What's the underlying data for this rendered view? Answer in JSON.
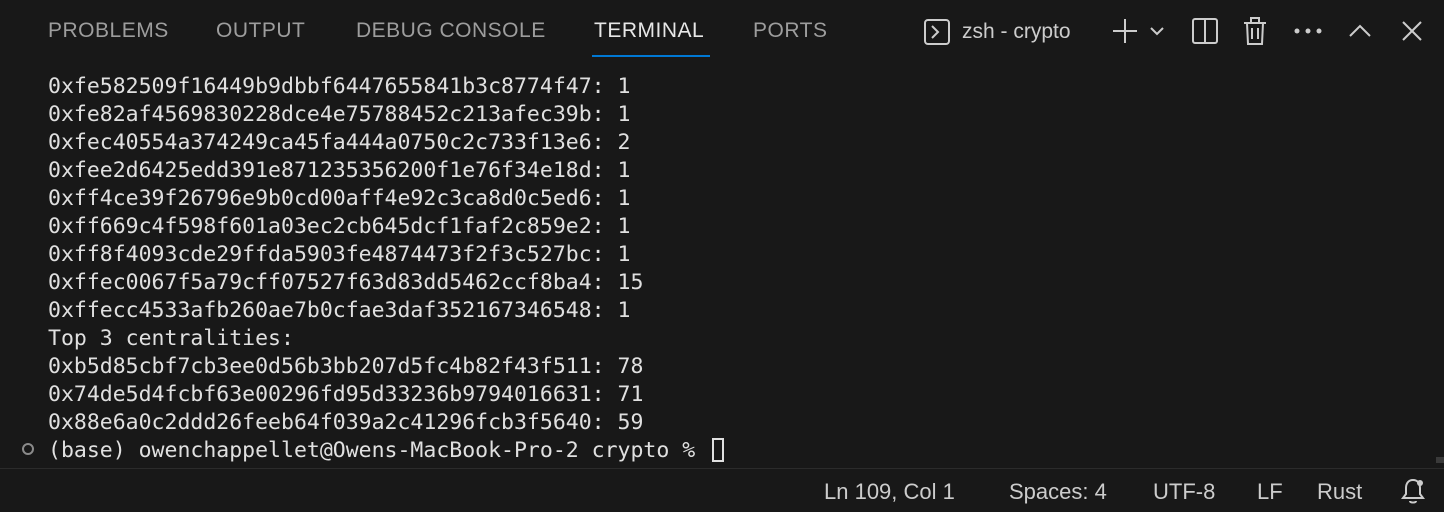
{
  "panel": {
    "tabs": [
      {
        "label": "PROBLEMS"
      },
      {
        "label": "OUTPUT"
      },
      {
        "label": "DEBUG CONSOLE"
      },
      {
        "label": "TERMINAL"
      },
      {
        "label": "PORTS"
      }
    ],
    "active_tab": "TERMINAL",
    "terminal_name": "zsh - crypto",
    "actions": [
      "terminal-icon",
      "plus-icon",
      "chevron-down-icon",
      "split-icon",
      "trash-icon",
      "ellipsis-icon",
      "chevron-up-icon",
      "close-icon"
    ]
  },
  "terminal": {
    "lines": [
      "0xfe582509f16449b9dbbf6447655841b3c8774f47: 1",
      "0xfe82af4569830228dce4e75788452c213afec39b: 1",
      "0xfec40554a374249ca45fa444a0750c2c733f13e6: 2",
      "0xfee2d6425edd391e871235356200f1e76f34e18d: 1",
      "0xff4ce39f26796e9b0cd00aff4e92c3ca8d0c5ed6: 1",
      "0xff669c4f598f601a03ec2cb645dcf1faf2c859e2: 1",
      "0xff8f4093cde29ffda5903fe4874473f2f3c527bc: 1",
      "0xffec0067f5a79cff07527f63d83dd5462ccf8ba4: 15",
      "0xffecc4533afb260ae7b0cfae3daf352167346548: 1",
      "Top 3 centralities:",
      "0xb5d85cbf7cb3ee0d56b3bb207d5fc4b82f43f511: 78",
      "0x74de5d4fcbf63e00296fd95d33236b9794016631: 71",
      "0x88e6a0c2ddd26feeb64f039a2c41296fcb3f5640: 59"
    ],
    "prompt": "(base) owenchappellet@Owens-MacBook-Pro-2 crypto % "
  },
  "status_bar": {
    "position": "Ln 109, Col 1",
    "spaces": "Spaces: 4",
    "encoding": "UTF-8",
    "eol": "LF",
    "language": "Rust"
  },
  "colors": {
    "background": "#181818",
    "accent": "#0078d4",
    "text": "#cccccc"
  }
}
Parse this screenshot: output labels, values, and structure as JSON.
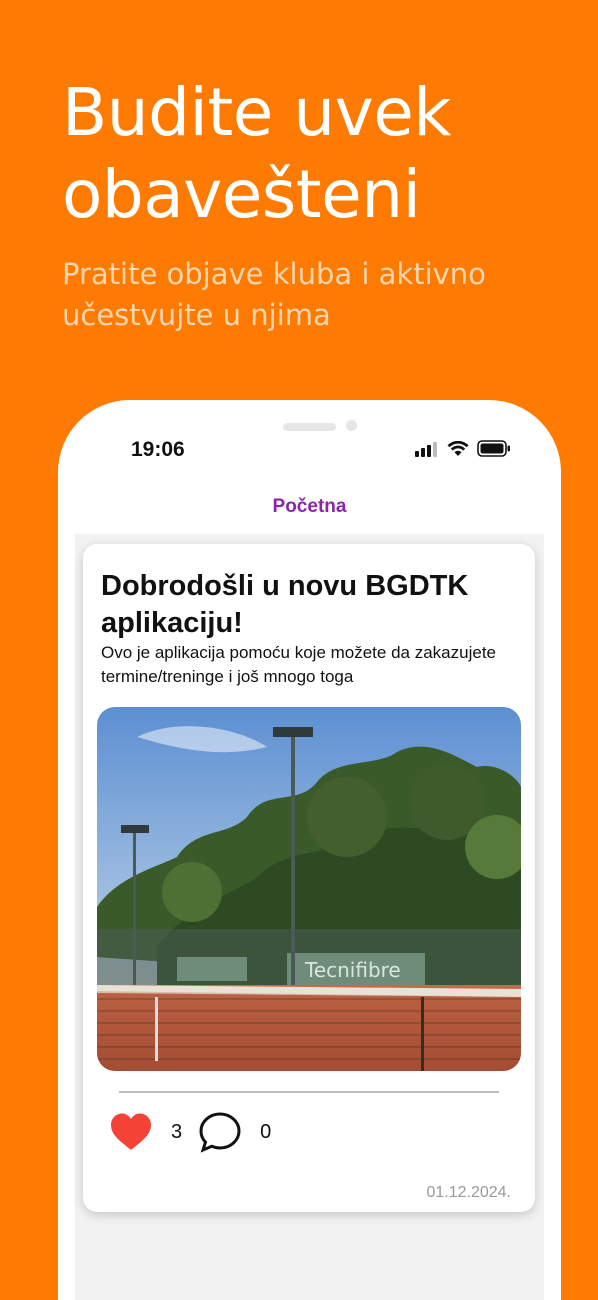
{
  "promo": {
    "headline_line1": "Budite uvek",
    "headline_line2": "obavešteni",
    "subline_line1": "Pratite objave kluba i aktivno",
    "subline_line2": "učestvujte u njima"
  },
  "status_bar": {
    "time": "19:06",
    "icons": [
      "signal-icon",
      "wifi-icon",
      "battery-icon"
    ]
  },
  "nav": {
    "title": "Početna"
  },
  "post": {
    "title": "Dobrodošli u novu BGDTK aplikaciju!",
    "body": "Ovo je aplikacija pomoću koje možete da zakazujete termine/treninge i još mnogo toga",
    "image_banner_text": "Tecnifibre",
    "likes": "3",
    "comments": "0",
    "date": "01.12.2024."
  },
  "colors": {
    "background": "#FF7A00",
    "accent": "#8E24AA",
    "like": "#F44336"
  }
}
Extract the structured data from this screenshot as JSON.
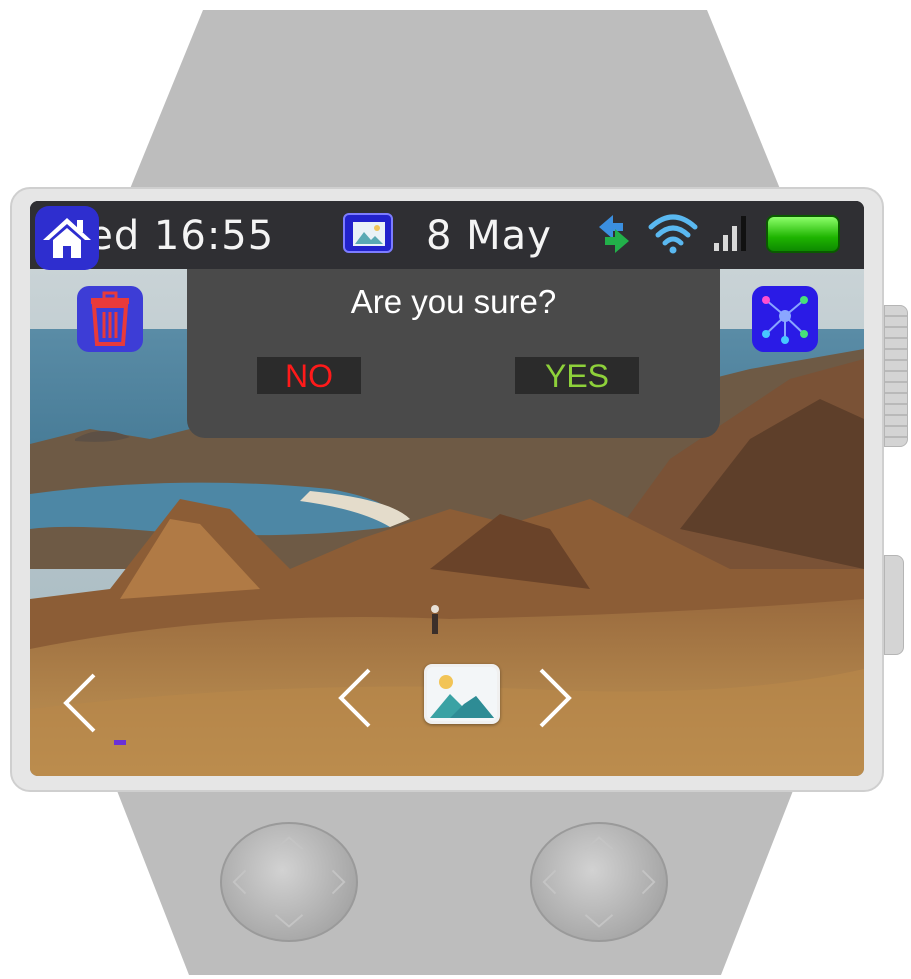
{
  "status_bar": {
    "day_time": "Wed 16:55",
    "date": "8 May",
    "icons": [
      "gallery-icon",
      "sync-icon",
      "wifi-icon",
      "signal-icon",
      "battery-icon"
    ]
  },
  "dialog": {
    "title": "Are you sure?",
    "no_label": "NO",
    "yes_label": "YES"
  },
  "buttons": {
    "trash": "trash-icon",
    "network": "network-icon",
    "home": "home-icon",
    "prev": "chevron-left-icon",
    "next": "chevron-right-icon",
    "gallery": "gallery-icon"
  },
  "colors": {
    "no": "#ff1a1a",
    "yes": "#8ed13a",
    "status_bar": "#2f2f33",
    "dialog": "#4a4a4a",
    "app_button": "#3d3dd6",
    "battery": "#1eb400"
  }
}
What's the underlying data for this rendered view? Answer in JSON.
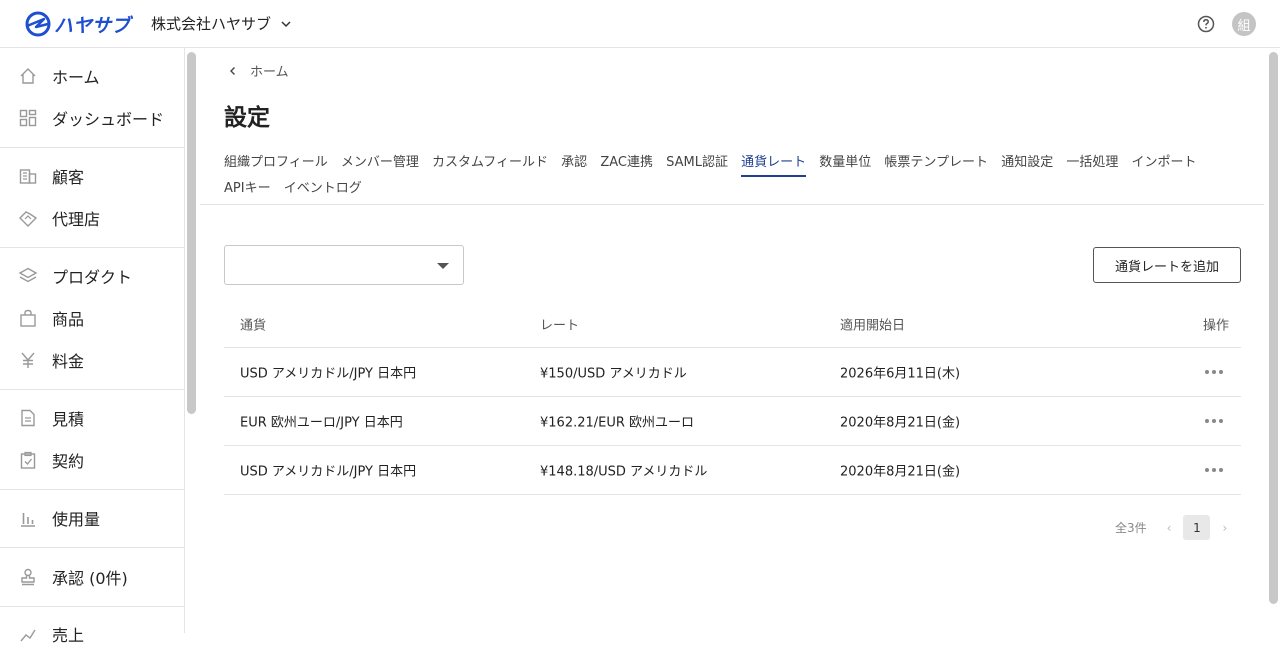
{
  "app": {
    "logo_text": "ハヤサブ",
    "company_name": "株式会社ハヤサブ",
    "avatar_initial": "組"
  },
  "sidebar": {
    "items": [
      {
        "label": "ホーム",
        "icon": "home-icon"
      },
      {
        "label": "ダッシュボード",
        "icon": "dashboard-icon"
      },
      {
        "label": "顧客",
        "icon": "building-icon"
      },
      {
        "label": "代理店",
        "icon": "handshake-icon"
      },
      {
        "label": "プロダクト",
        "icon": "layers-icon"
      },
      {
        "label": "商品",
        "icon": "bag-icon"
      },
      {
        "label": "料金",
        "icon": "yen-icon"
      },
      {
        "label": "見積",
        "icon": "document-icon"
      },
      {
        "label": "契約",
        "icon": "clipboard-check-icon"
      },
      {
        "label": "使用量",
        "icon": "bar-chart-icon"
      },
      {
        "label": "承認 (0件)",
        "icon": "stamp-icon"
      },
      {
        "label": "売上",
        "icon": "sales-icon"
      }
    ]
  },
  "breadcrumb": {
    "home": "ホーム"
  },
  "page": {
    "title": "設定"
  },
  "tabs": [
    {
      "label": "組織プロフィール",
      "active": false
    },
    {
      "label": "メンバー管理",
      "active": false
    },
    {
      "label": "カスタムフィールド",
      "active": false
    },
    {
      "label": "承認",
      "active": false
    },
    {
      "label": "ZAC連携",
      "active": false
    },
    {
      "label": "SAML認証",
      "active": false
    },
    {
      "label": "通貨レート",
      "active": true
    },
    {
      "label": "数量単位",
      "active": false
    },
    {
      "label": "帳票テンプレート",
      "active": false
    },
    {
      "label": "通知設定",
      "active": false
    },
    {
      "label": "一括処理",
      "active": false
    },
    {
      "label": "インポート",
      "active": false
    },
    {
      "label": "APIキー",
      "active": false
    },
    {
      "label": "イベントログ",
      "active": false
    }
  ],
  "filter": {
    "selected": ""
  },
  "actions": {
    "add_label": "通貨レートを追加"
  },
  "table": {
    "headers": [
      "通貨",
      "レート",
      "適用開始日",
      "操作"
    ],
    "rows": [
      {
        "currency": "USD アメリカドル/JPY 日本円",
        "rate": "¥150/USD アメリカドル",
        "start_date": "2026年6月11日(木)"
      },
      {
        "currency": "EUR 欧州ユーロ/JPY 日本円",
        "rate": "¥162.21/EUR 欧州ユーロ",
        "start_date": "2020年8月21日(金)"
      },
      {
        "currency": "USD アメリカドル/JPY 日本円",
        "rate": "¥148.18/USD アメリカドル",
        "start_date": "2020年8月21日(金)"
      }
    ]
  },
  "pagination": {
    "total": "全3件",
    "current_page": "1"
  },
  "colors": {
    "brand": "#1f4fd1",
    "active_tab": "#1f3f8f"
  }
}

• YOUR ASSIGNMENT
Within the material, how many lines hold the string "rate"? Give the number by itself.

• EXERCISE RESULT
3